Call for contributions
In the past decade there has been a growing interest in music and social conflict both inside and outside academia. Interdisciplinary research from music sociologists, ethnomusicologists, music psychologists and musicologists has focused on music’s dual use, both as a resource for conflict transformation and as a medium that can be used to incite conflict and channel violence. This research has also dovetailed with practical initiatives by non-governmental organisations (NGOs), local communities, academics and individuals attempting to utilise music to avoid or transform conflicts. Together these activities are slowly improving our understanding of the interesting, and at times pivotal, functions of music related activities in conflict and post-conflict scenarios. However, it is clear that there is still a great deal of
conceptual work to be done in this field if we are to understand the processes (negative as well as positive) that take place in and around music and conflict/conflict transformation. Similarly, there is as yet little empirical research available to elaborate this conceptual base. The time is ripe for increasing the dialogue between researchers, practitioners/musicians and participants with regards to work in this field.
This symposium will explore these and related issues by providing a place for practitioners, researchers, musicians and other interested parties to present and discuss work concerned with music, conflict and conflict transformation. We especially encourage contributions from those working with music in connection with conflict or conflict transformation, whether in the context of NGOs, academia, (local) politics, mediation, music therapy, community or popular music around national, regional, urban or ethnic groups. Contributions may take the form of informal presentations, in-depth research papers or videos showcasing projects in this area but in all cases they should emphasise real life data to provide a rich context for further discussion.

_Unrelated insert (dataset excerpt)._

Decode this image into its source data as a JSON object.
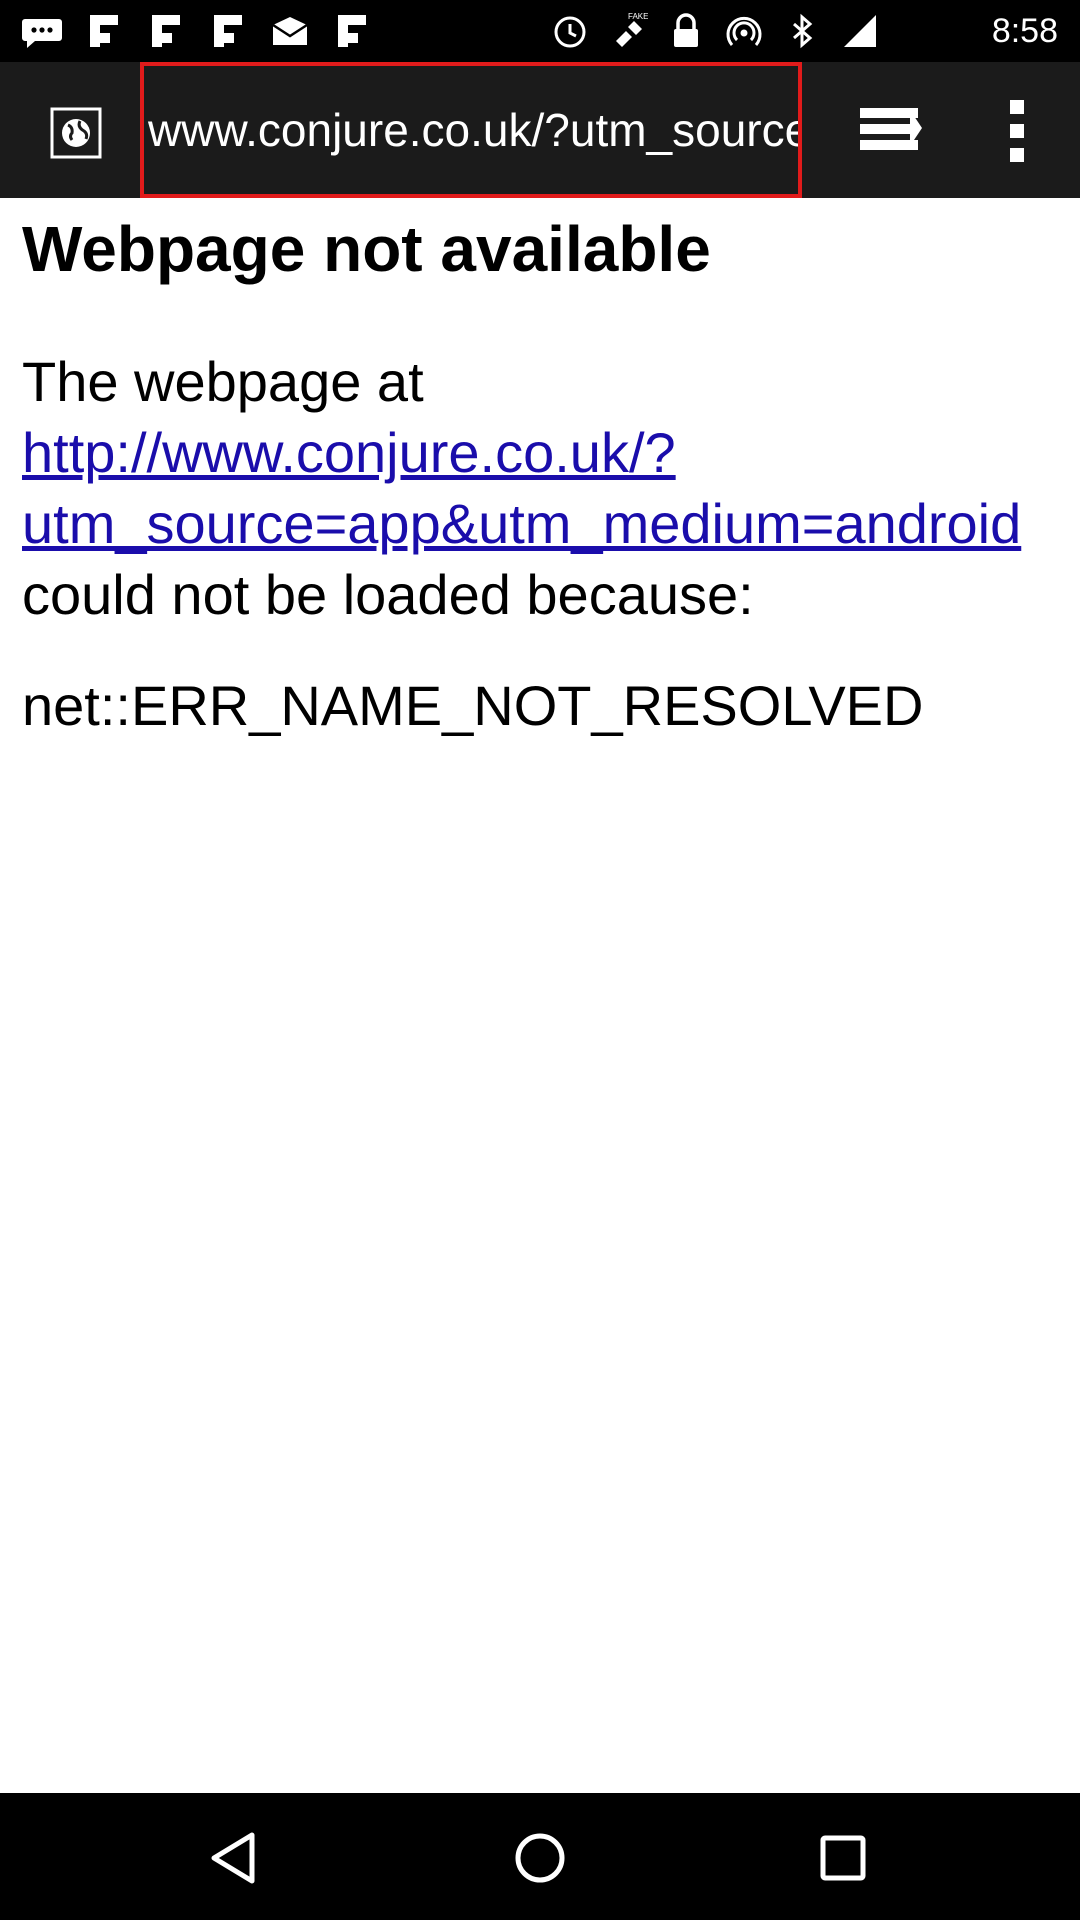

The annual SocArts symposia are deliberately kept small, informal and free to attend to ensure a positive and creative atmosphere, with time for informal discussions and food throughout the day. SocArts central position in international research on music in everyday life and our connections with researchers and research institutions worldwide means that these symposia provide ample benefits for the participants. Over the past seven years our symposia have brought together a broad spectrum of researchers, practitioners and musicians with many practical outcomes and networks emerging after the event.
Attendants will also be able to spend time in the historic Cathedral city of Exeter which has grown from Roman origins and has a wonderful quayside. Accommodation details will be available.
If you are interested in attending, please contact Arild Bergh